Before the Radio Rewrite tracks, it’s apt that the opening tracks are Greenwood performing Electric Counterpoint, since that’s where it all literally began as far as album’s concerned. Divided into three movements of fast/slow/fast, which is typical Reich, I. Fast is played precisely and meticulously although compared to the original released in 1989, there’s an occasional calypso sound coupled with spiky, well-honed sharpness that comes with practise and continued playing (after all, Greenwood has been touring this for a while). In fact, what strikes you is where you’ve heard Electric Counterpoint in recent albums: if you didn’t know, you’d think you were listening to Field Music, perhaps.
III. Fast seems familiar as well – probably all those nights at All Tomorrow’s Parties watching some math-rock band. Here, though, Greenwood brings a swagger to it, in turn almost making it transcend the mechanical nature of minimalist music. There’s some warmth here, a presence beyond repetition and shifting time signatures.
Piano Counterpoint, performed by Vicky Chow from post-minimalist classical ensemble Bang on a Can All Stars, is a reworked transcript of Reich’s Six Pianos from 1973 by the Grammy-nominated classical pianist Vincent Corver. Again, like Greenwood, Chow has been playing this live as well and, again, it involved some pre-recording, this time of four of the piano parts and moving the whole piece up an octave to allow Chow to play the other two parts.
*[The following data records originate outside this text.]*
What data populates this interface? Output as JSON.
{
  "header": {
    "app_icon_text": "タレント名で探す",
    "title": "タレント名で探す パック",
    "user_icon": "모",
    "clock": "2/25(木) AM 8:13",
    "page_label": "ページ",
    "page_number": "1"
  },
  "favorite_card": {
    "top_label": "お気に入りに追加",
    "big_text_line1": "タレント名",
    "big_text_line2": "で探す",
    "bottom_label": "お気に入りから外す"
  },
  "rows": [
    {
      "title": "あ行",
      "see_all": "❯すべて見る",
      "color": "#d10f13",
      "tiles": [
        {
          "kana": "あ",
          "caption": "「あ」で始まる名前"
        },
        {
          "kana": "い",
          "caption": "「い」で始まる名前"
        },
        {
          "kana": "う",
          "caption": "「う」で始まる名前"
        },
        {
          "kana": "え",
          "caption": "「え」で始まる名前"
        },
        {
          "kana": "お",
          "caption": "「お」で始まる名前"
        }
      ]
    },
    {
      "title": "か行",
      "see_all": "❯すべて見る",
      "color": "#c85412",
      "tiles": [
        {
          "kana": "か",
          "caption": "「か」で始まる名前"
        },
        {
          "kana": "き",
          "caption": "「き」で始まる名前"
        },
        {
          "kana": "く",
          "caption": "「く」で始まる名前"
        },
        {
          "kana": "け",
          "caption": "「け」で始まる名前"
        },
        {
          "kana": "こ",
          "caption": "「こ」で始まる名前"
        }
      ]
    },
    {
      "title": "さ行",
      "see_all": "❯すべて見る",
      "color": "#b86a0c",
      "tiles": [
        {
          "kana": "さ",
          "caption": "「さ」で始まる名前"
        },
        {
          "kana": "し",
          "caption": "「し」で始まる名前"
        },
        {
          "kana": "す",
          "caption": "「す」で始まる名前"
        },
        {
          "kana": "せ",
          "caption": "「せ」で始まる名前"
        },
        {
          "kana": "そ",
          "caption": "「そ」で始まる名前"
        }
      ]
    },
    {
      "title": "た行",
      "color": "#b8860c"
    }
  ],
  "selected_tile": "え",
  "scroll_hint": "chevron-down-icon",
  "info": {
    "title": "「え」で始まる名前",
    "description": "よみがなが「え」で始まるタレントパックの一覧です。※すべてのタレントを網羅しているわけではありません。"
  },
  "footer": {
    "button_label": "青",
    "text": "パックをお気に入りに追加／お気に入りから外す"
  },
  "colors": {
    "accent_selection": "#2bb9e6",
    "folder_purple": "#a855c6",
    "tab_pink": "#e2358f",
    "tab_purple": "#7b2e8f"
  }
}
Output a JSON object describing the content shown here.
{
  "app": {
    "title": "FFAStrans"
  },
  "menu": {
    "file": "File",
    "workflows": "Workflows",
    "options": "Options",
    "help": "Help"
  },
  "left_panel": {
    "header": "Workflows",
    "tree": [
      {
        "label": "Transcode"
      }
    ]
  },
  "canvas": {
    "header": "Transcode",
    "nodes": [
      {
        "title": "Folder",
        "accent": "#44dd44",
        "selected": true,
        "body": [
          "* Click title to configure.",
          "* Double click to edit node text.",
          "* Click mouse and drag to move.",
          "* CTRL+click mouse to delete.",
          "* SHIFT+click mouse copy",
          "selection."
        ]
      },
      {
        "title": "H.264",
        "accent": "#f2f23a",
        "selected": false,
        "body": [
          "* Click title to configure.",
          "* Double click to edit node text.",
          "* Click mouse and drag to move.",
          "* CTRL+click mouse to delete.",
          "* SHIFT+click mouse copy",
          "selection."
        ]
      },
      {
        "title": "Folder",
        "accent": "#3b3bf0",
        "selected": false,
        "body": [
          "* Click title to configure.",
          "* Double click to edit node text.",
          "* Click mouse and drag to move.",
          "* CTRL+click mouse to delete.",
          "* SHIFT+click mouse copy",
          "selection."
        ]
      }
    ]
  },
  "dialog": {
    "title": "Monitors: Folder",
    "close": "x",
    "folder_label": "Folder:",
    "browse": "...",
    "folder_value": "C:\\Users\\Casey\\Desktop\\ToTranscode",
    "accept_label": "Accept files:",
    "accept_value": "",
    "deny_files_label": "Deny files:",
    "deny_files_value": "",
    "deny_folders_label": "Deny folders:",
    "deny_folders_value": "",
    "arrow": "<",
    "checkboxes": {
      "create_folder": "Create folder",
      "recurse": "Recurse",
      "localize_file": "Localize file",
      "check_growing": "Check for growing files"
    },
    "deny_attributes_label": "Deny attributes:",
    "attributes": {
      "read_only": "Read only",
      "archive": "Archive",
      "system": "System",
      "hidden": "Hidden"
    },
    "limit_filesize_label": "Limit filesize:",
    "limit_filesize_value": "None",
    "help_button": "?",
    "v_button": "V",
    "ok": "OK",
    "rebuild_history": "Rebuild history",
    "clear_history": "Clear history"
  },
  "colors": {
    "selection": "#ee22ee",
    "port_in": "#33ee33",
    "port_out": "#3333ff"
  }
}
To quote Reich, this gives “the piece an increased sparkle and intensity”, adding that “this arrangement can be heard as improving on the original”. It’s hard to disagree with Reich, with its higher tempo lending a fresher feel to the original version. Still, that’s the benefit of modern technology, allowing one person to do the job of six and make it polished. But is that necessarily a good thing? It somewhat takes away the skill and thrill of having six individual pianists playing in time together.
The first movement of Radio Rewrite, I. Fast – again, the Reich motif in place – very much borrows from Jigsaw Falling Into Place, principally the opening moments. Here, Reich takes Radiohead from the arena to Wigmore Hall; there’s a real chamber music sense to it, which makes it less intense and raw but arguably more intimate. II. Slow borrows from Everything In Its Right Place but brings more sinister tone through the deep, drawling strings and sparse piano, while III. Fast goes back to Jigsaw again, with sections from the final minute or so clearly audible and continuing the theme set during I. Fast.
The final two movements feel much more like individual Reich pieces the initial three movements, although now your mind is set to consider Radiohead you sometimes can’t help but make comparisons. IV. Slow, with its infrequent flashes of piano, somewhat links back to Pyramid Song, although the use of flute and woodwind give it a rather pleasant, upbeat perspective that is somewhat unminimalist.
Album and movement closer V. Fast is more Radioheadesque in its emotion through the heavy and deep piano and high-pitched strings, coupled with the unsurprisingly quicker pace. It’s here in particular that Reich succeeds in capturing the mood and essence of Radiohead and fulfilling what he set out to achieve. It rounds off what is an intriguing album that considers fundamental questions about how music is inspired, interpreted and created.